In To Kill a Mockingbird, Atticus is handed a shotgun and calmly drops a mad dog. His daughter Scout thinks something like, whoa, what just happened? She had never seen a gun in the house, much let alone in her dad’s hands. She did not know her father had been a dead shot from his youth.
I lived for a time in Edmonds Washington – in the bowl. Weekdays, I worked with extracted body parts in a medical facility. There was no refreshment I loved better on a weekend than to walk the half mile to the beach-the edge of the sound-the freedom of a ferry port that could take you away on a moment’s notice.
On the beach was a small quirky thrift store that supported the attached senior citizen center. I was 55, so in a way I qualified for all the benefits. The center boasted a vintage linoleum tiled dance floor / concert hall and a cafeteria that hosted Grey Gourmet a few days each week. But it was the thrift store that could distract me – at first.
One Saturday as I browsed the blouses, books and unique kitchen gadgets assembled, I heard live music – a guitar, a mandolin – coming from the regions beyond retail. I picked my way to the hall that accessed the curtained restroom stalls and passed beyond to the next available room. I poked my head in the door to listen. “Hi!” called the guitar player and evident leader. “I heard the music,” I stated.
“We’re a seniors oldies band. We practice every Saturday morning.” I smiled.
“Are you a musician?” For the next 90 minutes, Vern called chords and I played along to some Elvis songs and other oldies I had never heard before. Hits caught in the gap between my mother’s generation and mine. On my way back home, I mused, “Whoa, what just happened?”
I practiced with the band for a couple months before my departure for Colorado. We played a Sunday dance or two in the ballroom – fish bowl conspicuous. My portion of the take was $3.00.
On an odd midweek day off I strolled Olympic Beach unshowered and barefoot with my corduroy pants rolled up a la Tom Sawyer. Suddenly, a voice hailed from the observation deck of the senior center. It was Craig, the 91-year-old ladies man from the Sunday dances.
“Cherry! Cherry!” He called, “am I glad to see you! Come in, come in quickly.” I obeyed. “Come. See the piano. We always have sing-along before our meal on Tuesday. Our pianist did not show today.”

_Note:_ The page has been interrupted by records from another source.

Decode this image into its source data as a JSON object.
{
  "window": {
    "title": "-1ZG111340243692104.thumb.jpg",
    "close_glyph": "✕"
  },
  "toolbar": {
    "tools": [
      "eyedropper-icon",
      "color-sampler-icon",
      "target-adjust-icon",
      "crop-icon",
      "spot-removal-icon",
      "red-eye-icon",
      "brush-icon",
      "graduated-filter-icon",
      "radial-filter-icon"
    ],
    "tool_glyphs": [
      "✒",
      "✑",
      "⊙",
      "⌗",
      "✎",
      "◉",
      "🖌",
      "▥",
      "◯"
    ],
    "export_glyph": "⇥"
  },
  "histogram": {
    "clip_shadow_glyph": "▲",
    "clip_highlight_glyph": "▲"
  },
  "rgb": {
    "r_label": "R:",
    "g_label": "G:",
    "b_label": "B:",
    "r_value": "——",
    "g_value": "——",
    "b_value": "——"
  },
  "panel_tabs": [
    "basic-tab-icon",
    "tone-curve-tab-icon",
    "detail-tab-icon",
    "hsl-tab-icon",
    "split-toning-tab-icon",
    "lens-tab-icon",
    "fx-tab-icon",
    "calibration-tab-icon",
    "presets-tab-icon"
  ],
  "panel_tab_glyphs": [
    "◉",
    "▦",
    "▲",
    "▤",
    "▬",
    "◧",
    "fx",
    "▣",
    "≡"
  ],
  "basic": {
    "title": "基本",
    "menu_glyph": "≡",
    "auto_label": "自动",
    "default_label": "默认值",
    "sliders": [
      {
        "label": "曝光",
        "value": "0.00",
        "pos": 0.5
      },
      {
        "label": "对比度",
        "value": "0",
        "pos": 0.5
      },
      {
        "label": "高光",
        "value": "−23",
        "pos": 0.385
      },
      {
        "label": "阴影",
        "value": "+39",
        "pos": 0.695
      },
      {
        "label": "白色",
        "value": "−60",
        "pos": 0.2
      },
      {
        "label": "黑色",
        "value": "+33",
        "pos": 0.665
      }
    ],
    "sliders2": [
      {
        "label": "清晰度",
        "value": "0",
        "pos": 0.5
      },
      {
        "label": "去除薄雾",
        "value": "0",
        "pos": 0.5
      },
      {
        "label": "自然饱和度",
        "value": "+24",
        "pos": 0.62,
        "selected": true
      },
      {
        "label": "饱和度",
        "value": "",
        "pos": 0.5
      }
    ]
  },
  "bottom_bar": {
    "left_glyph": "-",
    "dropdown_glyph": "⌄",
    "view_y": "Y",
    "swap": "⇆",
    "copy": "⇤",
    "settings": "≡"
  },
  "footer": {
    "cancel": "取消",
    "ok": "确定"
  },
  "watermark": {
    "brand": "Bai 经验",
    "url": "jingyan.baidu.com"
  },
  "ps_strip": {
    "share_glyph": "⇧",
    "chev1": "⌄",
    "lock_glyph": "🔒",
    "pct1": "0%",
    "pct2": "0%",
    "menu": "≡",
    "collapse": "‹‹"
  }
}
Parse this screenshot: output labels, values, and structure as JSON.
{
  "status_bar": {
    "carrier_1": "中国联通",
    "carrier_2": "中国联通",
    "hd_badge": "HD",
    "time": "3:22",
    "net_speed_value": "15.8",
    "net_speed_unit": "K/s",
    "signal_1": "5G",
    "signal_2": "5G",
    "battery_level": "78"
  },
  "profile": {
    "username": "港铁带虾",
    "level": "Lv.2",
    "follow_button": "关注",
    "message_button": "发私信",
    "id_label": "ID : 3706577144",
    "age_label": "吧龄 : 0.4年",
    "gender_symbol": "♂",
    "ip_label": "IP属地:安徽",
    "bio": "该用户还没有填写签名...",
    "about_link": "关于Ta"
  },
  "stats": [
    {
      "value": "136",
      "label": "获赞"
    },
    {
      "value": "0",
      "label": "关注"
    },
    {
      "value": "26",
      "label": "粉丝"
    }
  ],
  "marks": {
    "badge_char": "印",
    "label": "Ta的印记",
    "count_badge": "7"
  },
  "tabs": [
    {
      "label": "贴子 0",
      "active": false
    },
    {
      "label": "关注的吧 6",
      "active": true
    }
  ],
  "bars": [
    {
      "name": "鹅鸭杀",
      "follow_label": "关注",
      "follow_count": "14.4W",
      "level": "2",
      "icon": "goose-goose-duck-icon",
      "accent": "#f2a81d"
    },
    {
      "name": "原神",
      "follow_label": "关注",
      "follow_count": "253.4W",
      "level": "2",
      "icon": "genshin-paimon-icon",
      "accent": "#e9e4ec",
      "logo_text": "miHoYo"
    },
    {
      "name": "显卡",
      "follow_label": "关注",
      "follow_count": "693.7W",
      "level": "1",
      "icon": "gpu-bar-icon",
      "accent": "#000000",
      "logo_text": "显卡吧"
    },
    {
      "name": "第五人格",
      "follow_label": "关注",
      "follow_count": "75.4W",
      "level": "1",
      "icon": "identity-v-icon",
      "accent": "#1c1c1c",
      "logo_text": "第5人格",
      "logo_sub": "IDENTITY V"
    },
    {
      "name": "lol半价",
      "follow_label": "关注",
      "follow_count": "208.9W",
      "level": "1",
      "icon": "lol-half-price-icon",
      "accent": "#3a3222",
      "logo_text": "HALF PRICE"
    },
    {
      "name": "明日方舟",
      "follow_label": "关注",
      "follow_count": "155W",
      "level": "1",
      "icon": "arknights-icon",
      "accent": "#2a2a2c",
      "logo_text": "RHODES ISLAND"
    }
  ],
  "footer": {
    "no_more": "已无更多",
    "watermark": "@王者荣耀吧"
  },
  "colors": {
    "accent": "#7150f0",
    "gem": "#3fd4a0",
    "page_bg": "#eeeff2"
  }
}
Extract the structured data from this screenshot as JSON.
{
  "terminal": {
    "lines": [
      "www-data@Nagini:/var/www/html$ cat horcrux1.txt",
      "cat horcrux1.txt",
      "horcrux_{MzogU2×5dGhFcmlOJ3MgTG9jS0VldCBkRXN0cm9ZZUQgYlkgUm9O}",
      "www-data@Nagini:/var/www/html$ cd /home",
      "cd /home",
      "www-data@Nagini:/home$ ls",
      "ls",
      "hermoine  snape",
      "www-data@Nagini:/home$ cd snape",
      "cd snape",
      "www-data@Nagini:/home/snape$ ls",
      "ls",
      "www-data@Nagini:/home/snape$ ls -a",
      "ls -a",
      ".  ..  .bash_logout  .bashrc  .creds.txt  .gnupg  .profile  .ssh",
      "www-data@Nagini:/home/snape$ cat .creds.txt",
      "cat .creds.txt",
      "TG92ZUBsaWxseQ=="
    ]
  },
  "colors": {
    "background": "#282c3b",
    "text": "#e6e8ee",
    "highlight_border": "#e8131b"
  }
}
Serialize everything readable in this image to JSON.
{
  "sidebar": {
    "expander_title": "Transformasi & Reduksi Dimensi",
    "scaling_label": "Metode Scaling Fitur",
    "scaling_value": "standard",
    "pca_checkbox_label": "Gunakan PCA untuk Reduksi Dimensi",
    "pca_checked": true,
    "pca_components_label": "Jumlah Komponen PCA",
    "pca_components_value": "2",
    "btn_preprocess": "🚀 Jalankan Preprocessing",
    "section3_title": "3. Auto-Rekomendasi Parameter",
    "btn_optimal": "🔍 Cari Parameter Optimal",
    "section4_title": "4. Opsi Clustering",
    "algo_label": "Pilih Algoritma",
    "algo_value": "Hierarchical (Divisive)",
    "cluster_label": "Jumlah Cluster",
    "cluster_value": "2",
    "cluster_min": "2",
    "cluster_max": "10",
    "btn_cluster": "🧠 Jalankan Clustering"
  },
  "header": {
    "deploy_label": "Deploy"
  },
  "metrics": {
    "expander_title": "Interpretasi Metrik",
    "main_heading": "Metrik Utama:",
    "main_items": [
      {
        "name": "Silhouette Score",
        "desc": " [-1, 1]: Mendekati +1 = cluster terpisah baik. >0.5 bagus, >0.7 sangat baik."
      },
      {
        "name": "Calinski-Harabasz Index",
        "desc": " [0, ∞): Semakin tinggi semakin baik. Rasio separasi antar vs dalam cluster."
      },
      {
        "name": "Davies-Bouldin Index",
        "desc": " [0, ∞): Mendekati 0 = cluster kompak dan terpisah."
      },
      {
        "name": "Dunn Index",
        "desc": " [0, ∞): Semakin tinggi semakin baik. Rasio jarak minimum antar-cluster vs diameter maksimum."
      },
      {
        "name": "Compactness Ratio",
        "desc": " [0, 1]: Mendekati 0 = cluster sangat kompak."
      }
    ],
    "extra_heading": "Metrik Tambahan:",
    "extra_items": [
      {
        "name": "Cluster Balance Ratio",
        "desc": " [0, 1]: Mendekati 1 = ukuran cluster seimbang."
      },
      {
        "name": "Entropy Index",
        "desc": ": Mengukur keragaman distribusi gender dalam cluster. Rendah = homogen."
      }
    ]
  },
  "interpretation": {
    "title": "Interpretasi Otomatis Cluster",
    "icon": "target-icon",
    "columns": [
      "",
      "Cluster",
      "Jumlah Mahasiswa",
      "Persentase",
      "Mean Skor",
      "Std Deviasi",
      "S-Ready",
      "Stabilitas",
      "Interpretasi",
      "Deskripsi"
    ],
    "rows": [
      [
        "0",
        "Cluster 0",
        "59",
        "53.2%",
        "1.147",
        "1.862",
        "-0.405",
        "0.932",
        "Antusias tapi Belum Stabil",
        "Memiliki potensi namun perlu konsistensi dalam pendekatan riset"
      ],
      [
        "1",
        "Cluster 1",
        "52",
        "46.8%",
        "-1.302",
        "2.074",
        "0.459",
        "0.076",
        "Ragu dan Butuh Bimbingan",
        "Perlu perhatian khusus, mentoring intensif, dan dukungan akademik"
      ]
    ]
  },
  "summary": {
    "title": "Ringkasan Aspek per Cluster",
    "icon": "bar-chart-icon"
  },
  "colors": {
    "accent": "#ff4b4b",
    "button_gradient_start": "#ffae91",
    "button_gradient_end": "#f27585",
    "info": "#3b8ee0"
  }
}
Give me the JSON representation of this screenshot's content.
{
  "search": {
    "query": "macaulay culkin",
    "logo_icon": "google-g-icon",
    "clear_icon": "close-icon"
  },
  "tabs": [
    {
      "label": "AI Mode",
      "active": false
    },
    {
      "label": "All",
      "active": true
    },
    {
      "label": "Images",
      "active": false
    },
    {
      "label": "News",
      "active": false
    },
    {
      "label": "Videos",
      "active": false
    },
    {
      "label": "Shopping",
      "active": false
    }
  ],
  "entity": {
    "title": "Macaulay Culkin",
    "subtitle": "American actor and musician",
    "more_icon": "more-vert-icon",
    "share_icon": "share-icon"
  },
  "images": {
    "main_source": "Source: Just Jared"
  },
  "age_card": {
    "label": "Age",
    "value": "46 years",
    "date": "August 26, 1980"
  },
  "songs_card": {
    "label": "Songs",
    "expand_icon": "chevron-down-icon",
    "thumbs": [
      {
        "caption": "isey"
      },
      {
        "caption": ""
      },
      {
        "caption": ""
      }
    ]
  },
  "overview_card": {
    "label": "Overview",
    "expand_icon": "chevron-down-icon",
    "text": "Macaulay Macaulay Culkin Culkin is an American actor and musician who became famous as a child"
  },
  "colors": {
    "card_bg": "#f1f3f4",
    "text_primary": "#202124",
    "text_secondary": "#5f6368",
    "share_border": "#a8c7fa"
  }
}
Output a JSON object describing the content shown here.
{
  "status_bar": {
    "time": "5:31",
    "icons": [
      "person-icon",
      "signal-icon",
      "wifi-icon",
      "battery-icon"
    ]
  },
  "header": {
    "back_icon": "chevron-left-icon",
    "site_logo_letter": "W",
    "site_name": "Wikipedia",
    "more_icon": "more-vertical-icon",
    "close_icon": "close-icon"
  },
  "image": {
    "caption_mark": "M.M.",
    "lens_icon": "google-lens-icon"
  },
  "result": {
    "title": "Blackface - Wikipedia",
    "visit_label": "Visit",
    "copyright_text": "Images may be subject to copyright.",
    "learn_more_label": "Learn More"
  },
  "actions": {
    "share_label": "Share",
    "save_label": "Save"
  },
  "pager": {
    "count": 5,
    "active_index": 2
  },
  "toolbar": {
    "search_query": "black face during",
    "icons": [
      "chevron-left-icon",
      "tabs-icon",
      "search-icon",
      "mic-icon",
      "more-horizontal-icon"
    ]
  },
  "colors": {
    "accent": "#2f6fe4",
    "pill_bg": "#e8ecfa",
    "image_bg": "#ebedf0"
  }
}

Turns out Craig was the leader of sing-along. The usual pianist was retired after years of pleasing crowds in Branson. The darkness of dementia had overtaken her. Some days she forgot which song she was playing and launched into a medley. Sometimes she simply forgot to show-up. The seniors gathered around the piano and commenced the enjoyment of oldies I didn’t know and harmonies with which I was intimate. 20 minutes later the Branson pianist arrived, taxied by a daughter my age. I graciously took my leave. On the walk home I murmured, “What just happened here?”
I never quit on my music. Invited, I will play any piano, anywhere, any style. Whatever style I am playing at the moment is my favorite style of music. There have been nursing home gigs, years of folk music with elementary kids, decades of private students and plenty of church praise and worship. There are intervening years of enjoyable jobs that seem to have nothing to do with music on the surface, but are inextricably woven to music via location – the beauty and inspiration of a dock on the bay or a Rocky Mountain high.
So recently, I have found myself moonlighting with a John Denver tribute band. Evenings, I keep my habit of enjoying an hour of piano before bed. On my days off, I practice feverishly. The John Denver originals are familiar friends. The current pieces, written in a style and spirit honoring John Denver, can be quite intricate and challenging. Just this week, I had a break-through with a lead-in reminiscent of the Eagles and Desperado.
Quiet joy, like happiness, overtakes you when you least expect it. Rising from the piano bench I muttered, “Whoa, what just happened?”